What a Christmas little Bastrop had! It's still a mystery how Santa Claus got it down the chimney, but Bastrop got a nifty present that most children could only dream about: a big honkin', steel-clad, war toy called MRAP.
But Bastrop is not a 6-year-old child, and an MRAP is not a toy. Bastrop is a Texas county of some 75,000 people, and MRAP stands for "Mine-Resistant Ambush Protected." It's a heavily armored military vehicle weighing about 15 tons — one of several versions of fighting machines that have become the hot, must-have playthings of police departments all across the country.
Are the good people of Bastrop facing some imminent terrorist threat that warrants military equipment? No, it's a very pleasant, laid-back place. And while the county is named for a 19th century land developer and accused embezzler, it's never been a haven for particularly dangerous criminals — indeed, the relatively few crimes in Bastrop today don't rise above the level of routine police work.
WALTER BRASCH FOR BUZZFLASH AT TRUTHOUT
It's been about two weeks since the news media began smothering the nation with stories about UPS and FedEx delivering packages late during the holiday season.
A short shopping season of less than 30 days between Thanksgiving and Christmas, combined with extraordinary numbers of deliveries and extreme weather problems caused thousands of packages not to be delivered by Christmas.
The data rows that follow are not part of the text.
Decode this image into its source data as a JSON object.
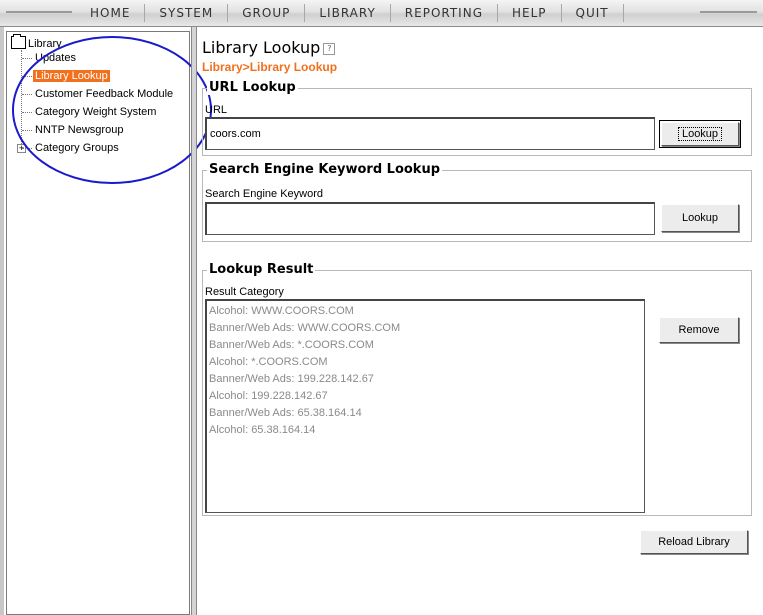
{
  "menu": {
    "items": [
      {
        "label": "HOME"
      },
      {
        "label": "SYSTEM"
      },
      {
        "label": "GROUP"
      },
      {
        "label": "LIBRARY"
      },
      {
        "label": "REPORTING"
      },
      {
        "label": "HELP"
      },
      {
        "label": "QUIT"
      }
    ]
  },
  "tree": {
    "root": "Library",
    "items": [
      {
        "label": "Updates",
        "selected": false
      },
      {
        "label": "Library Lookup",
        "selected": true
      },
      {
        "label": "Customer Feedback Module",
        "selected": false
      },
      {
        "label": "Category Weight System",
        "selected": false
      },
      {
        "label": "NNTP Newsgroup",
        "selected": false
      },
      {
        "label": "Category Groups",
        "selected": false,
        "expandable": true
      }
    ]
  },
  "page": {
    "title": "Library Lookup",
    "breadcrumb": "Library>Library Lookup"
  },
  "url_lookup": {
    "legend": "URL Lookup",
    "field_label": "URL",
    "value": "coors.com",
    "button": "Lookup"
  },
  "keyword_lookup": {
    "legend": "Search Engine Keyword Lookup",
    "field_label": "Search Engine Keyword",
    "value": "",
    "button": "Lookup"
  },
  "lookup_result": {
    "legend": "Lookup Result",
    "field_label": "Result Category",
    "rows": [
      {
        "text": "Alcohol:   WWW.COORS.COM"
      },
      {
        "text": "Banner/Web Ads:   WWW.COORS.COM"
      },
      {
        "text": "Banner/Web Ads:   *.COORS.COM"
      },
      {
        "text": "Alcohol:   *.COORS.COM"
      },
      {
        "text": "Banner/Web Ads:   199.228.142.67"
      },
      {
        "text": "Alcohol:   199.228.142.67"
      },
      {
        "text": "Banner/Web Ads:   65.38.164.14"
      },
      {
        "text": "Alcohol:   65.38.164.14"
      }
    ],
    "remove_button": "Remove"
  },
  "reload_button": "Reload Library",
  "colors": {
    "accent": "#f0701e",
    "annotation": "#1a1acc"
  }
}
For some media, this was the top story.
FedEx says it delivered more than 275 million packages in that one month period. UPS doesn't say how many it delivered or how many were late. But it does say that if customers sent their packages by ground and hoped they would arrive by Christmas, the cut-off date was December 11. For air service, UPS temporarily added 29 planes to its fleet.